Website and app data records:
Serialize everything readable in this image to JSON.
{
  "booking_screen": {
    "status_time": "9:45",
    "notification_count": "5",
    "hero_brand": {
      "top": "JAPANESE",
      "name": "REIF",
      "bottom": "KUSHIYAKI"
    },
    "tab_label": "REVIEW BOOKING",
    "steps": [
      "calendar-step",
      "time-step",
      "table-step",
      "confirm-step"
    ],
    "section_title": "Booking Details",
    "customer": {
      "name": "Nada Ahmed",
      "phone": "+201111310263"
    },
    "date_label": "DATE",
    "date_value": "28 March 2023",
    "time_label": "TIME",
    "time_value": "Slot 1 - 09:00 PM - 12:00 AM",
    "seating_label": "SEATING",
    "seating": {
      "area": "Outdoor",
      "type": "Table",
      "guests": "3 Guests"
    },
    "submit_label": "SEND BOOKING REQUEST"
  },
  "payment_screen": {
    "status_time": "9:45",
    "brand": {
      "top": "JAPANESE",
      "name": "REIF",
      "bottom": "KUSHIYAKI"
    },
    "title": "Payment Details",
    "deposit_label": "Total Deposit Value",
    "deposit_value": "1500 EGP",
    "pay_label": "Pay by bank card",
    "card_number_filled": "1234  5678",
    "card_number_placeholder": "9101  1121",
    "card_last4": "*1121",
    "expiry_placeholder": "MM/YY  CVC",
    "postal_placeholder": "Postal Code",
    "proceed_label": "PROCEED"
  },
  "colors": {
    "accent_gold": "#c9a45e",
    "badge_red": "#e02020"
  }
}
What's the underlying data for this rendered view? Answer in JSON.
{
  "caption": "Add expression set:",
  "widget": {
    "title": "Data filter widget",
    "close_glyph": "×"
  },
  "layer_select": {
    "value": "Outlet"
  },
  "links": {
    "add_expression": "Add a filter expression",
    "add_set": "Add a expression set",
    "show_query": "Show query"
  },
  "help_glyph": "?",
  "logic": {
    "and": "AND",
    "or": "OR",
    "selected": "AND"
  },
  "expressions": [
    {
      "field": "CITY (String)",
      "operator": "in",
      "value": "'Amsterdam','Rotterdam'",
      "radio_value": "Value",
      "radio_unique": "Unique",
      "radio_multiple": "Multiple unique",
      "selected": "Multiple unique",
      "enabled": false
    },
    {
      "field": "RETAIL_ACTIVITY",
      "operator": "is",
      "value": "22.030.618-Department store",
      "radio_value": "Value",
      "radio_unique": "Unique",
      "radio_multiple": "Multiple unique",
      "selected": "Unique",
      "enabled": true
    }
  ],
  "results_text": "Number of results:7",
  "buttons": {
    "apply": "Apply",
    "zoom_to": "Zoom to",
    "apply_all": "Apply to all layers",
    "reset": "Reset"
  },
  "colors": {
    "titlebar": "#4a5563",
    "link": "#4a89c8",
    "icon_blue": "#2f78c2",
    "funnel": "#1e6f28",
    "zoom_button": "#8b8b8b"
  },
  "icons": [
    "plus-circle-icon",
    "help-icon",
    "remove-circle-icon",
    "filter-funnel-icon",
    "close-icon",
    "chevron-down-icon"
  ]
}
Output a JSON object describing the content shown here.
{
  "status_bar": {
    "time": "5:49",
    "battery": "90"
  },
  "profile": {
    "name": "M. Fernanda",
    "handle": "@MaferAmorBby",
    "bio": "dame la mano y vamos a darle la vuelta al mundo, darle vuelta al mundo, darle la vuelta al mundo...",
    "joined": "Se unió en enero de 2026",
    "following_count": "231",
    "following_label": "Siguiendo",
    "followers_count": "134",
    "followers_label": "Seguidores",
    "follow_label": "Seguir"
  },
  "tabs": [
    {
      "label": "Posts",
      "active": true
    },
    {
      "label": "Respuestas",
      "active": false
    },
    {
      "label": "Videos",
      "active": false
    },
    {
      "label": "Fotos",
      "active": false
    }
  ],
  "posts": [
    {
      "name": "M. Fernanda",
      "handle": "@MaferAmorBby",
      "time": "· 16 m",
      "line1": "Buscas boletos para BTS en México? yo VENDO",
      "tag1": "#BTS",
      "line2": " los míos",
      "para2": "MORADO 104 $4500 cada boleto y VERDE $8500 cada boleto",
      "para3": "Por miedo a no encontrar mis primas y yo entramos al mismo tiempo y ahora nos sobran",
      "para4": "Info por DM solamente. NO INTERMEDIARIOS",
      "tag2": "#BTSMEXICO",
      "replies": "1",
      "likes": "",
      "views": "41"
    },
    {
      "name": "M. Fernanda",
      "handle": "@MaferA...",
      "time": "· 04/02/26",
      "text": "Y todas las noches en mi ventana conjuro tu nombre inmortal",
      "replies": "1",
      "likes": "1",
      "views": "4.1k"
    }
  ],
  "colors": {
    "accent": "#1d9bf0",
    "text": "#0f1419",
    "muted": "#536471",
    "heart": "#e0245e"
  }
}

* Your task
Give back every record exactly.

* Written solution
Serialize everything readable in this image to JSON.
{
  "booking_screen": {
    "status_time": "9:45",
    "notification_count": "5",
    "hero_brand": {
      "top": "JAPANESE",
      "name": "REIF",
      "bottom": "KUSHIYAKI"
    },
    "tab_label": "REVIEW BOOKING",
    "steps": [
      "calendar-step",
      "time-step",
      "table-step",
      "confirm-step"
    ],
    "section_title": "Booking Details",
    "customer": {
      "name": "Nada Ahmed",
      "phone": "+201111310263"
    },
    "date_label": "DATE",
    "date_value": "28 March 2023",
    "time_label": "TIME",
    "time_value": "Slot 1 - 09:00 PM - 12:00 AM",
    "seating_label": "SEATING",
    "seating": {
      "area": "Outdoor",
      "type": "Table",
      "guests": "3 Guests"
    },
    "submit_label": "SEND BOOKING REQUEST"
  },
  "payment_screen": {
    "status_time": "9:45",
    "brand": {
      "top": "JAPANESE",
      "name": "REIF",
      "bottom": "KUSHIYAKI"
    },
    "title": "Payment Details",
    "deposit_label": "Total Deposit Value",
    "deposit_value": "1500 EGP",
    "pay_label": "Pay by bank card",
    "card_number_filled": "1234  5678",
    "card_number_placeholder": "9101  1121",
    "card_last4": "*1121",
    "expiry_placeholder": "MM/YY  CVC",
    "postal_placeholder": "Postal Code",
    "proceed_label": "PROCEED"
  },
  "colors": {
    "accent_gold": "#c9a45e",
    "badge_red": "#e02020"
  }
}
What's the underlying data for this rendered view? Answer in JSON.
{
  "caption": "Add expression set:",
  "widget": {
    "title": "Data filter widget",
    "close_glyph": "×"
  },
  "layer_select": {
    "value": "Outlet"
  },
  "links": {
    "add_expression": "Add a filter expression",
    "add_set": "Add a expression set",
    "show_query": "Show query"
  },
  "help_glyph": "?",
  "logic": {
    "and": "AND",
    "or": "OR",
    "selected": "AND"
  },
  "expressions": [
    {
      "field": "CITY (String)",
      "operator": "in",
      "value": "'Amsterdam','Rotterdam'",
      "radio_value": "Value",
      "radio_unique": "Unique",
      "radio_multiple": "Multiple unique",
      "selected": "Multiple unique",
      "enabled": false
    },
    {
      "field": "RETAIL_ACTIVITY",
      "operator": "is",
      "value": "22.030.618-Department store",
      "radio_value": "Value",
      "radio_unique": "Unique",
      "radio_multiple": "Multiple unique",
      "selected": "Unique",
      "enabled": true
    }
  ],
  "results_text": "Number of results:7",
  "buttons": {
    "apply": "Apply",
    "zoom_to": "Zoom to",
    "apply_all": "Apply to all layers",
    "reset": "Reset"
  },
  "colors": {
    "titlebar": "#4a5563",
    "link": "#4a89c8",
    "icon_blue": "#2f78c2",
    "funnel": "#1e6f28",
    "zoom_button": "#8b8b8b"
  },
  "icons": [
    "plus-circle-icon",
    "help-icon",
    "remove-circle-icon",
    "filter-funnel-icon",
    "close-icon",
    "chevron-down-icon"
  ]
}
Output a JSON object describing the content shown here.
{
  "status_bar": {
    "time": "5:49",
    "battery": "90"
  },
  "profile": {
    "name": "M. Fernanda",
    "handle": "@MaferAmorBby",
    "bio": "dame la mano y vamos a darle la vuelta al mundo, darle vuelta al mundo, darle la vuelta al mundo...",
    "joined": "Se unió en enero de 2026",
    "following_count": "231",
    "following_label": "Siguiendo",
    "followers_count": "134",
    "followers_label": "Seguidores",
    "follow_label": "Seguir"
  },
  "tabs": [
    {
      "label": "Posts",
      "active": true
    },
    {
      "label": "Respuestas",
      "active": false
    },
    {
      "label": "Videos",
      "active": false
    },
    {
      "label": "Fotos",
      "active": false
    }
  ],
  "posts": [
    {
      "name": "M. Fernanda",
      "handle": "@MaferAmorBby",
      "time": "· 16 m",
      "line1": "Buscas boletos para BTS en México? yo VENDO",
      "tag1": "#BTS",
      "line2": " los míos",
      "para2": "MORADO 104 $4500 cada boleto y VERDE $8500 cada boleto",
      "para3": "Por miedo a no encontrar mis primas y yo entramos al mismo tiempo y ahora nos sobran",
      "para4": "Info por DM solamente. NO INTERMEDIARIOS",
      "tag2": "#BTSMEXICO",
      "replies": "1",
      "likes": "",
      "views": "41"
    },
    {
      "name": "M. Fernanda",
      "handle": "@MaferA...",
      "time": "· 04/02/26",
      "text": "Y todas las noches en mi ventana conjuro tu nombre inmortal",
      "replies": "1",
      "likes": "1",
      "views": "4.1k"
    }
  ],
  "colors": {
    "accent": "#1d9bf0",
    "text": "#0f1419",
    "muted": "#536471",
    "heart": "#e0245e"
  }
}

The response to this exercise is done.